WORK TO COMPLETE
Give back the full listing exactly, setting the pictures aside.

LISTED RECORDS
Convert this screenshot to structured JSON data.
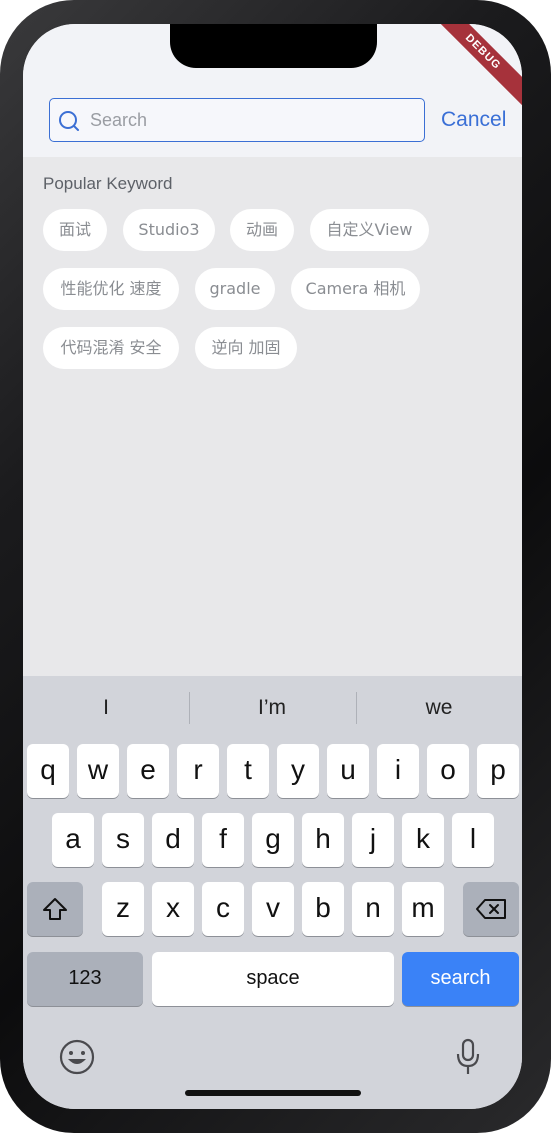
{
  "debug_banner": "DEBUG",
  "search": {
    "placeholder": "Search",
    "value": "",
    "cancel_label": "Cancel"
  },
  "popular": {
    "title": "Popular Keyword",
    "chips": [
      "面试",
      "Studio3",
      "动画",
      "自定义View",
      "性能优化 速度",
      "gradle",
      "Camera 相机",
      "代码混淆 安全",
      "逆向 加固"
    ]
  },
  "keyboard": {
    "suggestions": [
      "I",
      "I’m",
      "we"
    ],
    "row1": [
      "q",
      "w",
      "e",
      "r",
      "t",
      "y",
      "u",
      "i",
      "o",
      "p"
    ],
    "row2": [
      "a",
      "s",
      "d",
      "f",
      "g",
      "h",
      "j",
      "k",
      "l"
    ],
    "row3": [
      "z",
      "x",
      "c",
      "v",
      "b",
      "n",
      "m"
    ],
    "numbers_label": "123",
    "space_label": "space",
    "action_label": "search"
  },
  "icons": {
    "search": "search-icon",
    "shift": "shift-icon",
    "backspace": "backspace-icon",
    "emoji": "emoji-icon",
    "microphone": "microphone-icon"
  },
  "colors": {
    "accent": "#3a6fd6",
    "action_key": "#3a82f7",
    "debug_ribbon": "#a6323b"
  }
}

RESPONSE
Convert this screenshot to structured JSON data.
{
  "debug_banner": "DEBUG",
  "search": {
    "placeholder": "Search",
    "value": "",
    "cancel_label": "Cancel"
  },
  "popular": {
    "title": "Popular Keyword",
    "chips": [
      "面试",
      "Studio3",
      "动画",
      "自定义View",
      "性能优化 速度",
      "gradle",
      "Camera 相机",
      "代码混淆 安全",
      "逆向 加固"
    ]
  },
  "keyboard": {
    "suggestions": [
      "I",
      "I’m",
      "we"
    ],
    "row1": [
      "q",
      "w",
      "e",
      "r",
      "t",
      "y",
      "u",
      "i",
      "o",
      "p"
    ],
    "row2": [
      "a",
      "s",
      "d",
      "f",
      "g",
      "h",
      "j",
      "k",
      "l"
    ],
    "row3": [
      "z",
      "x",
      "c",
      "v",
      "b",
      "n",
      "m"
    ],
    "numbers_label": "123",
    "space_label": "space",
    "action_label": "search"
  },
  "icons": {
    "search": "search-icon",
    "shift": "shift-icon",
    "backspace": "backspace-icon",
    "emoji": "emoji-icon",
    "microphone": "microphone-icon"
  },
  "colors": {
    "accent": "#3a6fd6",
    "action_key": "#3a82f7",
    "debug_ribbon": "#a6323b"
  }
}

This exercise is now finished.